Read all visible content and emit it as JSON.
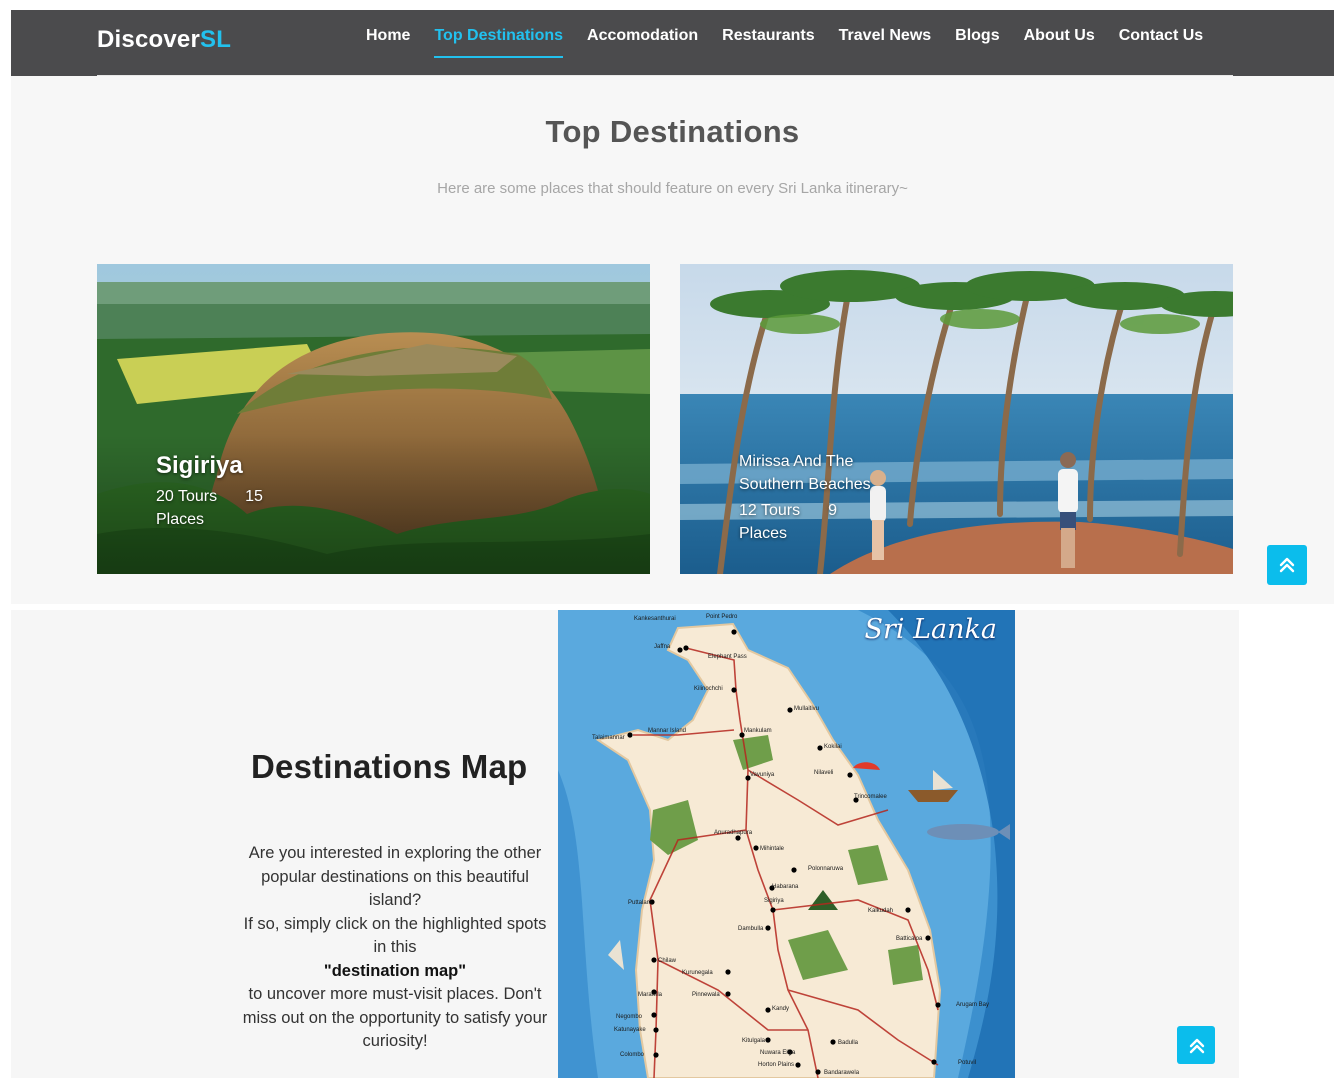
{
  "header": {
    "brand_main": "Discover",
    "brand_accent": "SL",
    "nav": [
      {
        "label": "Home"
      },
      {
        "label": "Top Destinations",
        "active": true
      },
      {
        "label": "Accomodation"
      },
      {
        "label": "Restaurants"
      },
      {
        "label": "Travel News"
      },
      {
        "label": "Blogs"
      },
      {
        "label": "About Us"
      },
      {
        "label": "Contact Us"
      }
    ]
  },
  "top_destinations": {
    "title": "Top Destinations",
    "subtitle": "Here are some places that should feature on every Sri Lanka itinerary~",
    "cards": [
      {
        "title": "Sigiriya",
        "tours_label": "20 Tours",
        "places_count": "15",
        "places_label": "Places"
      },
      {
        "title": "Mirissa And The Southern Beaches",
        "tours_label": "12 Tours",
        "places_count": "9",
        "places_label": "Places"
      }
    ]
  },
  "map_section": {
    "title": "Destinations Map",
    "paragraph_1": "Are you interested in exploring the other popular destinations on this beautiful island?",
    "paragraph_2": "If so, simply click on the highlighted spots in this",
    "highlight": "\"destination map\"",
    "paragraph_3": "to uncover more must-visit places. Don't miss out on the opportunity to satisfy your curiosity!",
    "map_brand": "Sri Lanka",
    "places": [
      "Kankesanthurai",
      "Point Pedro",
      "Jaffna",
      "Elephant Pass",
      "Kilinochchi",
      "Mullaitivu",
      "Talaimannar",
      "Mannar Island",
      "Mankulam",
      "Kokilai",
      "Vavuniya",
      "Nilaveli",
      "Trincomalee",
      "Anuradhapura",
      "Mihintale",
      "Polonnaruwa",
      "Habarana",
      "Puttalam",
      "Sigiriya",
      "Kalkudah",
      "Dambulla",
      "Batticaloa",
      "Chilaw",
      "Kurunegala",
      "Pinnewala",
      "Marawila",
      "Negombo",
      "Katunayake",
      "Kandy",
      "Colombo",
      "Arugam Bay",
      "Badulla",
      "Nuwara Eliya",
      "Potuvil",
      "Kitulgala",
      "Horton Plains",
      "Bandarawela"
    ]
  },
  "colors": {
    "nav_bg": "#4b4b4d",
    "accent": "#22c1ee",
    "scroll_button": "#0bbdec"
  },
  "icons": [
    "double-chevron-up-icon"
  ]
}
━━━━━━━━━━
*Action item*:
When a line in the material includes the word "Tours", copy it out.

*Written response*:
        "tours_label": "20 Tours",
        "tours_label": "12 Tours",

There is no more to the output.